> PROBLEM DESCRIPTION
Please print each entry below exactly as it stands, but without any pictures.

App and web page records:
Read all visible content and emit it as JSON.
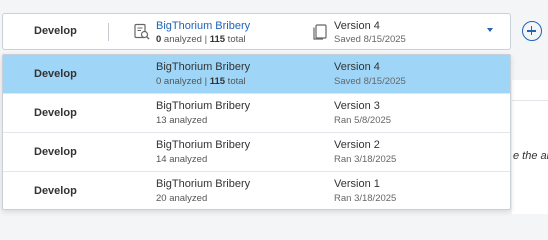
{
  "selector": {
    "stage": "Develop",
    "dataset_name": "BigThorium Bribery",
    "dataset_analyzed": "0",
    "dataset_analyzed_label": " analyzed | ",
    "dataset_total": "115",
    "dataset_total_label": " total",
    "version_name": "Version 4",
    "version_date": "Saved 8/15/2025"
  },
  "background": {
    "partial_text": "e the an"
  },
  "options": [
    {
      "stage": "Develop",
      "dataset_name": "BigThorium Bribery",
      "analyzed": "0",
      "analyzed_label": " analyzed | ",
      "total": "115",
      "total_label": " total",
      "version_name": "Version 4",
      "version_date": "Saved 8/15/2025",
      "selected": true
    },
    {
      "stage": "Develop",
      "dataset_name": "BigThorium Bribery",
      "analyzed_text": "13 analyzed",
      "version_name": "Version 3",
      "version_date": "Ran 5/8/2025",
      "selected": false
    },
    {
      "stage": "Develop",
      "dataset_name": "BigThorium Bribery",
      "analyzed_text": "14 analyzed",
      "version_name": "Version 2",
      "version_date": "Ran 3/18/2025",
      "selected": false
    },
    {
      "stage": "Develop",
      "dataset_name": "BigThorium Bribery",
      "analyzed_text": "20 analyzed",
      "version_name": "Version 1",
      "version_date": "Ran 3/18/2025",
      "selected": false
    }
  ],
  "colors": {
    "accent": "#1f64b8",
    "selected_row": "#9fd6f8",
    "border": "#c9d0d8"
  },
  "icons": {
    "dataset": "dataset-search-icon",
    "version": "version-copies-icon",
    "dropdown": "caret-down-icon",
    "add": "add-circle-icon"
  }
}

> ANSWER TO THIS PROBLEM
Read all visible content and emit it as JSON.
{
  "selector": {
    "stage": "Develop",
    "dataset_name": "BigThorium Bribery",
    "dataset_analyzed": "0",
    "dataset_analyzed_label": " analyzed | ",
    "dataset_total": "115",
    "dataset_total_label": " total",
    "version_name": "Version 4",
    "version_date": "Saved 8/15/2025"
  },
  "background": {
    "partial_text": "e the an"
  },
  "options": [
    {
      "stage": "Develop",
      "dataset_name": "BigThorium Bribery",
      "analyzed": "0",
      "analyzed_label": " analyzed | ",
      "total": "115",
      "total_label": " total",
      "version_name": "Version 4",
      "version_date": "Saved 8/15/2025",
      "selected": true
    },
    {
      "stage": "Develop",
      "dataset_name": "BigThorium Bribery",
      "analyzed_text": "13 analyzed",
      "version_name": "Version 3",
      "version_date": "Ran 5/8/2025",
      "selected": false
    },
    {
      "stage": "Develop",
      "dataset_name": "BigThorium Bribery",
      "analyzed_text": "14 analyzed",
      "version_name": "Version 2",
      "version_date": "Ran 3/18/2025",
      "selected": false
    },
    {
      "stage": "Develop",
      "dataset_name": "BigThorium Bribery",
      "analyzed_text": "20 analyzed",
      "version_name": "Version 1",
      "version_date": "Ran 3/18/2025",
      "selected": false
    }
  ],
  "colors": {
    "accent": "#1f64b8",
    "selected_row": "#9fd6f8",
    "border": "#c9d0d8"
  },
  "icons": {
    "dataset": "dataset-search-icon",
    "version": "version-copies-icon",
    "dropdown": "caret-down-icon",
    "add": "add-circle-icon"
  }
}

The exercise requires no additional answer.